The jury in the bribery trial of Democratic U.S. Sen.
"Go home, get a breath of fresh air or rain, or whatever it may be doing out there", U.S. District Judge William H. Walls said.
Three hours later, the jurors sent a note saying they couldn't "reach a unanimous verdict on any of the charges".
That prompted Walls to interview the affected jurors one by one in his chambers. Defense attorneys pressed the judge to question jurors, who have been told repeatedly not to read reports about the case, on whether any had heard the excused juror's comments.
"You are now a new jury", Walls said. The rest of the jury deliberated for approximately 16 hours last week.
Arroyo-Maultsby was dismissed so she could go on a pre-arranged vacation.

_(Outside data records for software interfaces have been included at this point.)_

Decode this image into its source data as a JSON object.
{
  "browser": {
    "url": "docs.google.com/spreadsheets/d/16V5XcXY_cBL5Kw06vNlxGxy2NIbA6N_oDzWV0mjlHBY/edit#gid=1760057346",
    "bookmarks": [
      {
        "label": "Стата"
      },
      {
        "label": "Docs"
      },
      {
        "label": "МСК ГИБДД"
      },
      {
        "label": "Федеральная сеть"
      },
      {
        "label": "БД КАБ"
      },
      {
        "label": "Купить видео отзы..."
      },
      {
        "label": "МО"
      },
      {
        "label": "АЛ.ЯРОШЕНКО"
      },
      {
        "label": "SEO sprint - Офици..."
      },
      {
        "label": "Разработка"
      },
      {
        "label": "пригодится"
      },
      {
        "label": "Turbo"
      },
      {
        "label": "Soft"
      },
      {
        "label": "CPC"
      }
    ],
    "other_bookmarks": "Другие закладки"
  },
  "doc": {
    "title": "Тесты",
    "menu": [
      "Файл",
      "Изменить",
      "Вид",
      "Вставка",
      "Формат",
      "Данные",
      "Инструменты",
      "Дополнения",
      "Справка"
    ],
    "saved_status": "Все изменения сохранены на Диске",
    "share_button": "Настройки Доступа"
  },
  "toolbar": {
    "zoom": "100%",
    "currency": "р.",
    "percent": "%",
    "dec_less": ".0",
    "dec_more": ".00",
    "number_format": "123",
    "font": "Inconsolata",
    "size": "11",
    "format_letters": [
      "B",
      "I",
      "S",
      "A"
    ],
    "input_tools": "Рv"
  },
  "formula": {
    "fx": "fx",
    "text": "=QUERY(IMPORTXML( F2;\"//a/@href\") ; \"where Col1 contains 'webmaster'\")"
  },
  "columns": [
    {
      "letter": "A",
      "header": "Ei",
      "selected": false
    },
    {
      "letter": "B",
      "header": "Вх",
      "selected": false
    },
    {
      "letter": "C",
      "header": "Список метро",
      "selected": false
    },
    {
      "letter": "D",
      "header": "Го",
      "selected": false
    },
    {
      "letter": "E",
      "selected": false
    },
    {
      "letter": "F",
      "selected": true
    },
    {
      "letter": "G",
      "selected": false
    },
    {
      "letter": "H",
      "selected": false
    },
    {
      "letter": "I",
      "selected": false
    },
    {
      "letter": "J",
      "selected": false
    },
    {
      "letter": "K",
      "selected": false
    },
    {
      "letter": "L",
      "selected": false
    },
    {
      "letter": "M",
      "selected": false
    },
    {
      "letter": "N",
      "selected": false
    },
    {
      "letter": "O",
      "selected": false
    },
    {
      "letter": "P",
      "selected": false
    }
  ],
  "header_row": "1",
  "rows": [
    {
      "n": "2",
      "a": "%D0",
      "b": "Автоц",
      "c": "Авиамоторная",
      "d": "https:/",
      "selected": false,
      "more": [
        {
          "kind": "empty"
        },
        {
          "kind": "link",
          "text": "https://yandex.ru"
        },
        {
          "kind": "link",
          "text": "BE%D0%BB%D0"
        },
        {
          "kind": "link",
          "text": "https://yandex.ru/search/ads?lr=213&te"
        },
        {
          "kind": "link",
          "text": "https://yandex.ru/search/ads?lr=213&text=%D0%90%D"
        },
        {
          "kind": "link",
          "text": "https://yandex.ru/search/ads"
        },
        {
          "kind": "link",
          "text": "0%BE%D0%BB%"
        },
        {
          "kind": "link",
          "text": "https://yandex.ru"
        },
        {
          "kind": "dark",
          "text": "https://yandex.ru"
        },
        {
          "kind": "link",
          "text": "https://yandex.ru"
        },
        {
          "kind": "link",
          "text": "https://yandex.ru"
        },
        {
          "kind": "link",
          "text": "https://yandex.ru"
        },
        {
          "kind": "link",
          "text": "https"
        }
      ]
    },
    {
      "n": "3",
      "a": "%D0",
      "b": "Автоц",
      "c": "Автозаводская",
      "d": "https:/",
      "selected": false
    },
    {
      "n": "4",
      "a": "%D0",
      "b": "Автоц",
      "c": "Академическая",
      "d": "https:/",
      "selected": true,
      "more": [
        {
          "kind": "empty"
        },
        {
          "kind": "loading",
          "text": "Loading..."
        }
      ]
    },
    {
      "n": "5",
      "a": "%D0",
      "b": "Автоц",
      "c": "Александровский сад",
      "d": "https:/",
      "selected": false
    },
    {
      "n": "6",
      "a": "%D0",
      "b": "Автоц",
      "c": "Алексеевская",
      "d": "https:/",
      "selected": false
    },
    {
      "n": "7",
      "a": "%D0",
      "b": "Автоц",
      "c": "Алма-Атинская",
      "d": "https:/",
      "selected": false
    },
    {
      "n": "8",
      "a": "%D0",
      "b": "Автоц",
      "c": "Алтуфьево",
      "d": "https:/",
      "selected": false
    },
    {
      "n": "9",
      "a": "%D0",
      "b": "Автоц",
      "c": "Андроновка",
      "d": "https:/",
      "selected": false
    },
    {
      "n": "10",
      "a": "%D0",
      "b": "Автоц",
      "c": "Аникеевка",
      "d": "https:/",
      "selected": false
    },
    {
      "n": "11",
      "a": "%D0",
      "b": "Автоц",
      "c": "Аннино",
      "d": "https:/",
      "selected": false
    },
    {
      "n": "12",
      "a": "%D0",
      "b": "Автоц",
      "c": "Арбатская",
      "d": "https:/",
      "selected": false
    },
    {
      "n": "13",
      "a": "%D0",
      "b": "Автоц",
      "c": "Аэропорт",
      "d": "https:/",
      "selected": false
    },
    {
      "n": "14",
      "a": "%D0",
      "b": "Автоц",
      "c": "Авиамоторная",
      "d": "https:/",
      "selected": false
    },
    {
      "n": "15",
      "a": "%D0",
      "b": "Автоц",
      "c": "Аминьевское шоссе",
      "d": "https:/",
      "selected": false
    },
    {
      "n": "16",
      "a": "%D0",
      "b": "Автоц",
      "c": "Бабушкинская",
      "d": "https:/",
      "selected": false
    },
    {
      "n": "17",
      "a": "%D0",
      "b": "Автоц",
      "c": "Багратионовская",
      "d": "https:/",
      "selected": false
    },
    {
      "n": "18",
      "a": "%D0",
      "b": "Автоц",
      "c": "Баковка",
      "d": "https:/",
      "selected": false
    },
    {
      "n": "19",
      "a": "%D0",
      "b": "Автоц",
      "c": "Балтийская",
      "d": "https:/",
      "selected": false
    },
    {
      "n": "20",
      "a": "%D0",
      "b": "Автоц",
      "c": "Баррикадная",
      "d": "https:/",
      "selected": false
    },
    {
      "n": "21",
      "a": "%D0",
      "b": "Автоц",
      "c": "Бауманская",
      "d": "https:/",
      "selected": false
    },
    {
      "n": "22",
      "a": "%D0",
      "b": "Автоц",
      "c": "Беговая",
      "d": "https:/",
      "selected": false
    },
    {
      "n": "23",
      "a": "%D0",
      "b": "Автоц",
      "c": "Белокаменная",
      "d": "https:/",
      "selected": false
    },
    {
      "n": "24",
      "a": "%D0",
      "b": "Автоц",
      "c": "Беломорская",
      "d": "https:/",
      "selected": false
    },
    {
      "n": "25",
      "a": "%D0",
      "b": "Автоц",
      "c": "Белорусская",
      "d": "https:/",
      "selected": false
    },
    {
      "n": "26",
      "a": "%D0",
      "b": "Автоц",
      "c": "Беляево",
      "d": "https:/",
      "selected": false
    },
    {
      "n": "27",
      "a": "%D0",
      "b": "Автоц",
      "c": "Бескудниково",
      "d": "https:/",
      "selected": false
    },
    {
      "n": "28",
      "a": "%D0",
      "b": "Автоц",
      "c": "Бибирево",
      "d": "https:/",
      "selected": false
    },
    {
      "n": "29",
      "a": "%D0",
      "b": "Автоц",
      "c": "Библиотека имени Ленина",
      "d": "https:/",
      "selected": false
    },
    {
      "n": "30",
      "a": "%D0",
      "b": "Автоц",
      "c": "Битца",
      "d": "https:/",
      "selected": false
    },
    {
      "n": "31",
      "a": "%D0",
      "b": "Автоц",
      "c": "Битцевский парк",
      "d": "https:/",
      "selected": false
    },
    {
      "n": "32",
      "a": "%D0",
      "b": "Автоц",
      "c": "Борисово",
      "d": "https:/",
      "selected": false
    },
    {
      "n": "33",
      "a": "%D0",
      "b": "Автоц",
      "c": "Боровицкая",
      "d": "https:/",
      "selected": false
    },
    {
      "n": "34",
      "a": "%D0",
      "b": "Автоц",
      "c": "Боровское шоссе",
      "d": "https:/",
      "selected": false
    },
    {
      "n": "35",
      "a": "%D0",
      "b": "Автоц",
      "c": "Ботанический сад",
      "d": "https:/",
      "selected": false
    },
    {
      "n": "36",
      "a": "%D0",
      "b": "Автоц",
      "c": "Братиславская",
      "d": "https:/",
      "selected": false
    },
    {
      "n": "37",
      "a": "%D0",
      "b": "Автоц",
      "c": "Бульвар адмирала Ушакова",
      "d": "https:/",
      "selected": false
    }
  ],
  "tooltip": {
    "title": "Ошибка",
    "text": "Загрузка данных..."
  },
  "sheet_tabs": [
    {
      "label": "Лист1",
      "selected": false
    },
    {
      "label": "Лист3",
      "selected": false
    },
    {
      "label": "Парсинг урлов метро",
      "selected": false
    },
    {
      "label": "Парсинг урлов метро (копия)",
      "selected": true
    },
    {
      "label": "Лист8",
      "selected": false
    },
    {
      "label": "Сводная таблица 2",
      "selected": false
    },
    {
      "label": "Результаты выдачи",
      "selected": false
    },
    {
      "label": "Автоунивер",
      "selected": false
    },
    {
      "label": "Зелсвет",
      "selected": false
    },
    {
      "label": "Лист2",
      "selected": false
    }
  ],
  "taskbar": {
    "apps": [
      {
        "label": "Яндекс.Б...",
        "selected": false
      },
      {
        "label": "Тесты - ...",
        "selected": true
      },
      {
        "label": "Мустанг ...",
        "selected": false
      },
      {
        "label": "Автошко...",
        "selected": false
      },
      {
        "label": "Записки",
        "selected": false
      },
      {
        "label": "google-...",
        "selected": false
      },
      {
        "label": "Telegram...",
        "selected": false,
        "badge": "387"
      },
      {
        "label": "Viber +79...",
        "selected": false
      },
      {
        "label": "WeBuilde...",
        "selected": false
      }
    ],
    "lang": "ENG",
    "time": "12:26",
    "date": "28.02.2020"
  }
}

"As I said two and a half years ago when I first faced these charges, I was innocent", he said. "I would hope that at the end of the day after they finish tomorrow, that those who continue to believe in my innocence will stand strong".
In comments widely reported last week, Evelyn Arroyo-Maultsby, 61, of Hillside said the government had not made its case against Menendez, and claimed and three others on the panel agreed with her.
Walls dismissed jurors early but ordered them to return to court on Tuesday and continue deliberations despite the deadlock.
"It is your duty as jurors to consult with one another", he said.
Another of Arroyo-Maultsby's comments could also be significant, said former federal prosecutor Michael Weinstein, now the head of white collar defense and investigations for the Cole Schotz law firm. "It seems particularly hard on these facts so far".
The defense immediately requested a mistrial.
Menendez is accused of accepting bribes from co-defendant Salomon Melgen, a Florida eye doctor, in exchange for personal favors as part of a corruption scheme, including helping Melgen with a Medicare billing dispute.
Menendez, a Democrat and New Jersey's senior senator, is charged with advocating for Melgen's business interests with top USA government officials in exchange for vacations in the Dominican Republic, private jet flights, hotel stays, a auto service and about $750,000 in political contributions. Bob McDonnell. That ruling played a significant role in how the jury was instructed in the Menendez trial.
In total, Menendez faces six counts of bribery, three counts of honest services fraud, one count of conspiracy, one count of interstate travel to carry out bribery and one count of making false statements on his congressional financial disclosures to hide the crimes.